# What to produce:
From the entries, copy every line that carries the string "this".

.....

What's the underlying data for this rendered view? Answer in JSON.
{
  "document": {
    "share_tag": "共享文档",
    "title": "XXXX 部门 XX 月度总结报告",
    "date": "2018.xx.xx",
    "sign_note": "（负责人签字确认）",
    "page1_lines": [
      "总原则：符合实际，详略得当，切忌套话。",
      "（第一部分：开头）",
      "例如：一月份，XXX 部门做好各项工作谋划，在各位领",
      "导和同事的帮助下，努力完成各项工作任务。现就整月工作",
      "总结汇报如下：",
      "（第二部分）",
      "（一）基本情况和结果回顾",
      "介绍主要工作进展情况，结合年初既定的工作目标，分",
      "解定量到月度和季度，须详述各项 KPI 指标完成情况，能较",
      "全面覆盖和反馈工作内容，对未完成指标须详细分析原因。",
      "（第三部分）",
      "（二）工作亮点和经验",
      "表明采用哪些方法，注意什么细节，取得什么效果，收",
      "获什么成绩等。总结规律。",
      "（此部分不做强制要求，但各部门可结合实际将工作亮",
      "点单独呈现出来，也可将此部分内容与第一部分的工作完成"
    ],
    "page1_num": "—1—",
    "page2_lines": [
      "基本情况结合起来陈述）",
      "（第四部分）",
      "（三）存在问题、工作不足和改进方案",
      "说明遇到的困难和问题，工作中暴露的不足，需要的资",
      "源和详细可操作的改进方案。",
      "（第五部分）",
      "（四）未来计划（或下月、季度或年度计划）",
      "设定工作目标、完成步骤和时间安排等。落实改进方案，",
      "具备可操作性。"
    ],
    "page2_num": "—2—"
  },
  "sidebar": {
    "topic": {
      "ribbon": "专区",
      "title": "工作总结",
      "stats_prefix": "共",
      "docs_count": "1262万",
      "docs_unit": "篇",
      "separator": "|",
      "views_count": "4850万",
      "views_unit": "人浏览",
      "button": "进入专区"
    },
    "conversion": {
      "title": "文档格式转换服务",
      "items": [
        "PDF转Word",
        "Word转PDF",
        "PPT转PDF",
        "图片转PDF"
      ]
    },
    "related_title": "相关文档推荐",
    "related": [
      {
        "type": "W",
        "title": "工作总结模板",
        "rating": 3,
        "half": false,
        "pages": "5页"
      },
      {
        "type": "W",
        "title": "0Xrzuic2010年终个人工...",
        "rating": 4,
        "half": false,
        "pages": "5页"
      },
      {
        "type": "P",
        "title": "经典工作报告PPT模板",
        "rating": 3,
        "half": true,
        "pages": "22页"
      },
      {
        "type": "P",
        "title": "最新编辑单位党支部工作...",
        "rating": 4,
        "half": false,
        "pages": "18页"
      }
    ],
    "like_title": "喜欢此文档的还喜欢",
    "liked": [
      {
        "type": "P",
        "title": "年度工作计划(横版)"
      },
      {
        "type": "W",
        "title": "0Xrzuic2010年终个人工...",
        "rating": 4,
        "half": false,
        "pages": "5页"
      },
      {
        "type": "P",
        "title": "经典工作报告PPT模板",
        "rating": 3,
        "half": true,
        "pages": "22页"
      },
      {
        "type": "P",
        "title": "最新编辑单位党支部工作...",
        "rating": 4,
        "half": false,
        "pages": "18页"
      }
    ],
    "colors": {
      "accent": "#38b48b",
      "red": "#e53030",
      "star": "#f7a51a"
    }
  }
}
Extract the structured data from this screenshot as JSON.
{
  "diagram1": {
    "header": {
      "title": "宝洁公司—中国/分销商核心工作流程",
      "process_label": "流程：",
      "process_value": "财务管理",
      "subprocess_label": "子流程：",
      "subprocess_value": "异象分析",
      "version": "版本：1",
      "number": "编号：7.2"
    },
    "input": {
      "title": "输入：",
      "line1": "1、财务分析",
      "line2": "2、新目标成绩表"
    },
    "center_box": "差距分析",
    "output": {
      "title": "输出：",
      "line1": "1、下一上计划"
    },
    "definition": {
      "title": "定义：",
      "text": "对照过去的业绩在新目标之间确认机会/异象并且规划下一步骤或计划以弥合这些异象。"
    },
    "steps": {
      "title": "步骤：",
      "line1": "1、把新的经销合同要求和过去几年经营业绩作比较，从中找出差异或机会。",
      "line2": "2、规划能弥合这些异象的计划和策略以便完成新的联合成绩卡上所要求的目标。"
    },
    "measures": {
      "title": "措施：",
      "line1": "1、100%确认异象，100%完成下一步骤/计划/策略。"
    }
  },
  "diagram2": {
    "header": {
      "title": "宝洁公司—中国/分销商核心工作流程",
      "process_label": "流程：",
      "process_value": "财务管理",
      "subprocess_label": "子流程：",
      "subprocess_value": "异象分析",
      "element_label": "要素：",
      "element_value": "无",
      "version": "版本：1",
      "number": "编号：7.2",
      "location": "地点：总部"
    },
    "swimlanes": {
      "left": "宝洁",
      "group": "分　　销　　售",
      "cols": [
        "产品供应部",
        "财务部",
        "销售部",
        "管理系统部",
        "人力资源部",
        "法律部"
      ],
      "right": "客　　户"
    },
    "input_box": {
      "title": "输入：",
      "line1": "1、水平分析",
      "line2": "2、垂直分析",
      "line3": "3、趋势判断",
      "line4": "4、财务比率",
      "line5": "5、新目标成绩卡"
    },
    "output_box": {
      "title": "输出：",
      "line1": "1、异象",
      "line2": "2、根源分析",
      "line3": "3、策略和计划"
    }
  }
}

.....

# Your response:
What's the underlying data for this rendered view? Answer in JSON.
Extract the structured data from this screenshot as JSON.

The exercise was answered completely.